Possibly the greatest conflict between science and religion has been creation. The Bible “clearly” says the world and everything else was created in seven days, well six days plus one. Every fact and theory that science has ever uncovered indicates an earth and universe much older than that.
Since around the mid-1800s, when science, with Darwin’s help, uncovered that the Earth may in fact be a little older than the Bible leads us to believe. Religion, Christianity, has struggled to either disprove science or convince the world that religion and science do not belong in the same sentence. Dinosaurs have really mucked things up because it’s hard for religion to deny that they existed. And so, the task is to disprove the science used to date them. Carbon-14 dating has been proven to be inaccurate, though I still feel it’s proven that dinosaurs are older than the Bible is interpretted to state. There are other methods, including the completely inductive analysis of the layered organization of fossils within the substrata. Anyway, my point is not to go over all that again.
Let’s assume that science is inaccurate. Christian groups make the claim that scientists use their findings to support their atheistic beliefs. In many cases, they’re right. However, this is obviously true for Christians who attack science in this matter. So my purpose in this blog is to see if the “data” in the Bible is manipulated and misinterpretted to wage war with science.
We’re told that the universe was created in six days. There is a stubborn insistence that a “day” represented a 24 hour cycle. Even Christians have argued that a day could mean many things. What if God was standing on Mercury when he called out his commands of creation? Then his day would have been a 4,224 hour cycle, at Mercury’s current rotation. And on Mercury, he would have completed two years in that time one day. So creation would have taken 12 years.

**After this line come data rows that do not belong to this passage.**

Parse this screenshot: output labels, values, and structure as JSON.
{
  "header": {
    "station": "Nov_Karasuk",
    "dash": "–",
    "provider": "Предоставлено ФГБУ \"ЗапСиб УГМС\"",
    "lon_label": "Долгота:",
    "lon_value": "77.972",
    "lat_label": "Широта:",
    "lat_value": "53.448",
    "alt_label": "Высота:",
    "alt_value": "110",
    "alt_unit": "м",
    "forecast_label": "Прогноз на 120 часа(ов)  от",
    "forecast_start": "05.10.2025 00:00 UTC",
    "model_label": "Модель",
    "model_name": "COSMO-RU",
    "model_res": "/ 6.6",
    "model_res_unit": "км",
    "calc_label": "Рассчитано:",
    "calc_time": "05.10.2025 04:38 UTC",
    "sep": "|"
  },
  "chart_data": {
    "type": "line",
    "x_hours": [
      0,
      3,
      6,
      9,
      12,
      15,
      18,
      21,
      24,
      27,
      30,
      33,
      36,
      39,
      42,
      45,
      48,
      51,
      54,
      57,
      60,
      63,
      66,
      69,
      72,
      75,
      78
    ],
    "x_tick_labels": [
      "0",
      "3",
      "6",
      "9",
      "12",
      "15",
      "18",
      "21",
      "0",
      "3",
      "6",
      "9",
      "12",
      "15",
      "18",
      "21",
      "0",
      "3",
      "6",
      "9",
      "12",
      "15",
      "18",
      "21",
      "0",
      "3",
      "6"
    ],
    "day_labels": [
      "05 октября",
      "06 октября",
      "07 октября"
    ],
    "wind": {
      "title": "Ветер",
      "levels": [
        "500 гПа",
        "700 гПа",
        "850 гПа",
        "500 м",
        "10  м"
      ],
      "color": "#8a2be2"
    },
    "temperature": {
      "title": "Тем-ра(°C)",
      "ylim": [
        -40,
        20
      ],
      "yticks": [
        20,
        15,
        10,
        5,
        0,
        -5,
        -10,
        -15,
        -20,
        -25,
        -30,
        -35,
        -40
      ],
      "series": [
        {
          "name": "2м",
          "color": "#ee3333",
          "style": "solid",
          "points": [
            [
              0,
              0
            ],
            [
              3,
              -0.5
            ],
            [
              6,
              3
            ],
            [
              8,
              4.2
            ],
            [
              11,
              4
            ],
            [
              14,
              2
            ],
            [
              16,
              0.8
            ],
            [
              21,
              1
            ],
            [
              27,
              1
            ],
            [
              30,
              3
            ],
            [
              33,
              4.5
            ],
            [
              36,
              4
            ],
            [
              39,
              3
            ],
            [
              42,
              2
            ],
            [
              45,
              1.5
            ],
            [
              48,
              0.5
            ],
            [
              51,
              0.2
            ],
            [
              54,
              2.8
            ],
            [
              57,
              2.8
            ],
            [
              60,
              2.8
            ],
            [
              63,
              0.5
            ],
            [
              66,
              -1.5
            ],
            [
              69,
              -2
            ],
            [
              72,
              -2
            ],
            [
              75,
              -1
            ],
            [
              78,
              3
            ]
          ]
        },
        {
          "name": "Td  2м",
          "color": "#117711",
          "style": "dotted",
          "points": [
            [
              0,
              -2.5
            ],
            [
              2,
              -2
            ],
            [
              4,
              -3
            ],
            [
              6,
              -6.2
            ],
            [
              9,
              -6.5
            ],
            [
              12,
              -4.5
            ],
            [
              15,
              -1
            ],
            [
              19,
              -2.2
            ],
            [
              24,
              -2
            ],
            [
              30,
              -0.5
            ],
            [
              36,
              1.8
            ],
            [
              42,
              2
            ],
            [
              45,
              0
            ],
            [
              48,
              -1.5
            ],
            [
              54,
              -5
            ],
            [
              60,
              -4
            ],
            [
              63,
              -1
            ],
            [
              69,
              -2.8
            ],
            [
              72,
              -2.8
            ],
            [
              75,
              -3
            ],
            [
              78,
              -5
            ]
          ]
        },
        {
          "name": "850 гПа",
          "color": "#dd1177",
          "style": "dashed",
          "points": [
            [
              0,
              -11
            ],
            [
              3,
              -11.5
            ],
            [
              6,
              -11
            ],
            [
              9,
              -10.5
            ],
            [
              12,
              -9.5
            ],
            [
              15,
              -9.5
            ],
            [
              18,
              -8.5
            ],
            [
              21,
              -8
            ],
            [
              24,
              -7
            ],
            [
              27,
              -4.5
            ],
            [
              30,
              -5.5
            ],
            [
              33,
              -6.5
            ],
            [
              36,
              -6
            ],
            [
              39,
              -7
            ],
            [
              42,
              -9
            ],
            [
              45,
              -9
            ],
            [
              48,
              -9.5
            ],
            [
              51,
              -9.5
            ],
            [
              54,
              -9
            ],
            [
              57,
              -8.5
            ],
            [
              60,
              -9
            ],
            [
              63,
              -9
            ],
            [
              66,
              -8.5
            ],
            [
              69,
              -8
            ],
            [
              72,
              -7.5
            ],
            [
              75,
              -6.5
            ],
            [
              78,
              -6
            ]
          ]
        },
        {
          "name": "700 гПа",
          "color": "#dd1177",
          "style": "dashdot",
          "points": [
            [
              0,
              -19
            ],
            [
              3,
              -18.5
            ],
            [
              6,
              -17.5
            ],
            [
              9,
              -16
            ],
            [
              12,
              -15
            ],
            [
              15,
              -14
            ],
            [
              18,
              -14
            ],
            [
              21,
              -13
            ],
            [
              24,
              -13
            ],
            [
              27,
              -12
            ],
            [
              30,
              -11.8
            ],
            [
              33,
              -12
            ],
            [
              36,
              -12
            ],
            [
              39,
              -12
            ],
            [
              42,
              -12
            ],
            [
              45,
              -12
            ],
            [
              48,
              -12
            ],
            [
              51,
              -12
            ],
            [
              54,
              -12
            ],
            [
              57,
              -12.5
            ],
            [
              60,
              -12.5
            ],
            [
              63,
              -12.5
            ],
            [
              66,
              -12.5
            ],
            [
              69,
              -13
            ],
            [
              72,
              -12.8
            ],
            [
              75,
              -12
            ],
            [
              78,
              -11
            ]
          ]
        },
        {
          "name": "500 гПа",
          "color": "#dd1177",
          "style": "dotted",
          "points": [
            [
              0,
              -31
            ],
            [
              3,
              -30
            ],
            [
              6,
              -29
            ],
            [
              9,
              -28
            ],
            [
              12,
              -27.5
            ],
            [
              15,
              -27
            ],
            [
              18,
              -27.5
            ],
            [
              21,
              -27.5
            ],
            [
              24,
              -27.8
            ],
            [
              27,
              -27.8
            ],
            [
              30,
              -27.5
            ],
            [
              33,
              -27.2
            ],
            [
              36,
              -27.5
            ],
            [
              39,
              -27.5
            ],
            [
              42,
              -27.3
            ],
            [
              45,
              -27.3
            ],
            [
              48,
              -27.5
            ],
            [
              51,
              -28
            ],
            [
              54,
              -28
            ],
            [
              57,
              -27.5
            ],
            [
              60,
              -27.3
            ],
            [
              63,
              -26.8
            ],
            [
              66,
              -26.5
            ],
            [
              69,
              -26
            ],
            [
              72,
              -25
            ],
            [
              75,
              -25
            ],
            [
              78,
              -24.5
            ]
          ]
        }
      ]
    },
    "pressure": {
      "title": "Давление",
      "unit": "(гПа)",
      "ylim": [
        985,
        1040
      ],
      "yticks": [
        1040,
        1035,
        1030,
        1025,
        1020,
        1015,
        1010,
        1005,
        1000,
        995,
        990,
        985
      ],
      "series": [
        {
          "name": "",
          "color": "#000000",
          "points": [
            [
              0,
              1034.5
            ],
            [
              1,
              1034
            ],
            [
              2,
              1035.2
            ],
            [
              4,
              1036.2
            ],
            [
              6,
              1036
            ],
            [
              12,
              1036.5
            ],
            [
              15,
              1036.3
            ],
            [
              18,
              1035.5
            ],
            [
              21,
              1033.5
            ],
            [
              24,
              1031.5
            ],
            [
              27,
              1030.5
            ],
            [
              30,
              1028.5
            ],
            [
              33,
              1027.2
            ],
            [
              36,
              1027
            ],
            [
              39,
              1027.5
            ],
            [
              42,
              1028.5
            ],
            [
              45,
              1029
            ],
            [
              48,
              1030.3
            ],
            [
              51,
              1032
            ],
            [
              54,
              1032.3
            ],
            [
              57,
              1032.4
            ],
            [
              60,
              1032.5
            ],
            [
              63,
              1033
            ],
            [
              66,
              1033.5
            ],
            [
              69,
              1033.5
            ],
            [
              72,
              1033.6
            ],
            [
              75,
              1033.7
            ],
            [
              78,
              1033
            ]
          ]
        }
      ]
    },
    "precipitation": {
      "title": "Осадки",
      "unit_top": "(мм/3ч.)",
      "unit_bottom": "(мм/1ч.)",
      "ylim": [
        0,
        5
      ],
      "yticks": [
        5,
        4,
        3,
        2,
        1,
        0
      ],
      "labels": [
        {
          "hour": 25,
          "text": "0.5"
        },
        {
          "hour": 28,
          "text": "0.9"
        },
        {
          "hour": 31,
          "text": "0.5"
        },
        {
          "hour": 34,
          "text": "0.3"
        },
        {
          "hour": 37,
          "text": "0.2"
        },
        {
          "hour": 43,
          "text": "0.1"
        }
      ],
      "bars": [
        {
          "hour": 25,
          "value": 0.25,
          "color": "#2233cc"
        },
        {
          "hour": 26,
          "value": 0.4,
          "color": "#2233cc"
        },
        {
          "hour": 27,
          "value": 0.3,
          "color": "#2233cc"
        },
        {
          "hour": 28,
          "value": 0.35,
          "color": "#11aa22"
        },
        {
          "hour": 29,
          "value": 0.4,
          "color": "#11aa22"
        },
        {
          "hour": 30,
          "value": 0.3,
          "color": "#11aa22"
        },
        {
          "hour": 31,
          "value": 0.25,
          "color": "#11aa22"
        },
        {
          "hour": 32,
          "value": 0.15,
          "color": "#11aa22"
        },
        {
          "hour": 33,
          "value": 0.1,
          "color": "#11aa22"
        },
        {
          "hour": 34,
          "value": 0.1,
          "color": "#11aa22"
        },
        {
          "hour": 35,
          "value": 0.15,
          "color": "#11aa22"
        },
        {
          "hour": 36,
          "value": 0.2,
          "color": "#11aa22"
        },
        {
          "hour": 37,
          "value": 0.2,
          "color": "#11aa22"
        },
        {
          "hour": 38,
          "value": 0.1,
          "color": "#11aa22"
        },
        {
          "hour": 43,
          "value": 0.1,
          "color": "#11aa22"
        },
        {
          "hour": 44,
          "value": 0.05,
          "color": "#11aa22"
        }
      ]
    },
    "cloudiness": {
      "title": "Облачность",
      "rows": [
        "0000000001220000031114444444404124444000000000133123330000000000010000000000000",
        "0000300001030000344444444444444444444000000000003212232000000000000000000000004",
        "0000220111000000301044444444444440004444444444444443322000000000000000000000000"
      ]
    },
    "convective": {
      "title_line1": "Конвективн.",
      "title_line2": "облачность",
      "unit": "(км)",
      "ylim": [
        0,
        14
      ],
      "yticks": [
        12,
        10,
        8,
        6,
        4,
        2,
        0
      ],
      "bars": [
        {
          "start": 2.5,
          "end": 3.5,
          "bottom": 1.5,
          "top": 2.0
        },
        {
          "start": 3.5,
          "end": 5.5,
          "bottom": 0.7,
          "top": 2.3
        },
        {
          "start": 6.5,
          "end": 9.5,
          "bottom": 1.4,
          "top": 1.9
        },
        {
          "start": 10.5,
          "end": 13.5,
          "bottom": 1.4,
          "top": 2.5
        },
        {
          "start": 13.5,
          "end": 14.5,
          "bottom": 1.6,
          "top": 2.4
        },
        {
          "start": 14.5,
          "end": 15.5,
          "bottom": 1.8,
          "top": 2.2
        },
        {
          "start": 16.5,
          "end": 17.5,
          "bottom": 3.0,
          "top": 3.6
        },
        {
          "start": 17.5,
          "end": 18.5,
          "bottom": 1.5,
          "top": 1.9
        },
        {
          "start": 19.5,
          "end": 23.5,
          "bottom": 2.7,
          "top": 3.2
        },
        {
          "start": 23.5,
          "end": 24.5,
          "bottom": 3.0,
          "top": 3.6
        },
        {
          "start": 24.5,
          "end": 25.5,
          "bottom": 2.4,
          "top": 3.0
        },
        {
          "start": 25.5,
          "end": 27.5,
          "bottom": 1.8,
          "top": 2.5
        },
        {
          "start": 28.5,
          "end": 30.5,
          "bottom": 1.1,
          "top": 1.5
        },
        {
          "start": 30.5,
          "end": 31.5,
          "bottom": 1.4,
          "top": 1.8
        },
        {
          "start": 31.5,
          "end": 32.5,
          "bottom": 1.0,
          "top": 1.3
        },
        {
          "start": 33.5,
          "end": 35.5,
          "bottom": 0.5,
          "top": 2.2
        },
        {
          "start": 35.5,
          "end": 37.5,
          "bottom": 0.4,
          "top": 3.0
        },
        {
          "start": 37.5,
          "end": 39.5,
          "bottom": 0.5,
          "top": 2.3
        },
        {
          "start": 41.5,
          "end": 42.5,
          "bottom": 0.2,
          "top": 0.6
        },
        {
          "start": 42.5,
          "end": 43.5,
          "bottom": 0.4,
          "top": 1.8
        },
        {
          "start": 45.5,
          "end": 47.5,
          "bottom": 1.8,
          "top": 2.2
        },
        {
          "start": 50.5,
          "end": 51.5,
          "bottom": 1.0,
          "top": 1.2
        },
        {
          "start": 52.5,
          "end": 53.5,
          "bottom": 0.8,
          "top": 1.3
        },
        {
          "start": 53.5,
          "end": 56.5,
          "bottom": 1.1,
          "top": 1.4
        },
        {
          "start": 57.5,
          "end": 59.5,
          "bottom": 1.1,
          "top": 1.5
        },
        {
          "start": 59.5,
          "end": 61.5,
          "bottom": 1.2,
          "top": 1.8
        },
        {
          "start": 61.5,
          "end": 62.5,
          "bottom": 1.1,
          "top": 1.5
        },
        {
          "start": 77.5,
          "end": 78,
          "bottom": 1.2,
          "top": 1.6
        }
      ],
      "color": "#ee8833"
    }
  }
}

We measure a day roughly by the length of time it takes for the Earth to revolve around its axis. As a result of this rotation, the Sun is able to light and warm the entire earth. The purpose of a day is to set a timetable for the light and warmth that the Sun provides us. God seems to has used this purpose as his measurement. He has called the “light” day and the “darkness” night. He called the evening and the morning, the first day. The strange thing is that God did not create the Sun, “the greater light to rule the day”, until the fourth day. In verse 14, he clearly states that these ruling lights would distinguish the days. So how did he measure the light and the dark for the first three days?
Another curious thing that I just noticed is the distribution of work in the creation process. God created the heavens and the earth on the first day alone. From what we know of the heavens and the earth, this task alone was infinitely larger than the remaining five days put together. We could always say that it’s really no work for God, after all, he is God. But that begs the question, why bother taking 6 days then? Why not snap your fingers once and be done with it? And why did he rest between each day and at the end? Maybe the key in this whole time paradox is the rest that he took.
Anyway, at this point, I’m just arguing for the sake of arguing. I’m sure there are enough “God works in mysterious ways” arguments to defend any interpretation of the Bible. That’s the nature of religion, and science is in a losing battle.
Then again, I’ve never felt that science was ever fighting the battle. And I’m not even sure it’s the Bible that’s fighting with science. Religion itself has always been the dogmatic parent to science, the stubborn and curious child. When science ardently and repeatedly asks “Why?”, religion simply yells “Because I said so!”
I guess, I have one last argument left in me.
“For a thousand years in your sight are like a day that has just gone by, or like a watch in the night.” – Psalms 90:4
“But do not forget this one thing, dear friends: With the Lord a day is like a thousand years, and a thousand years are like a day.” – 2 Peter 3:8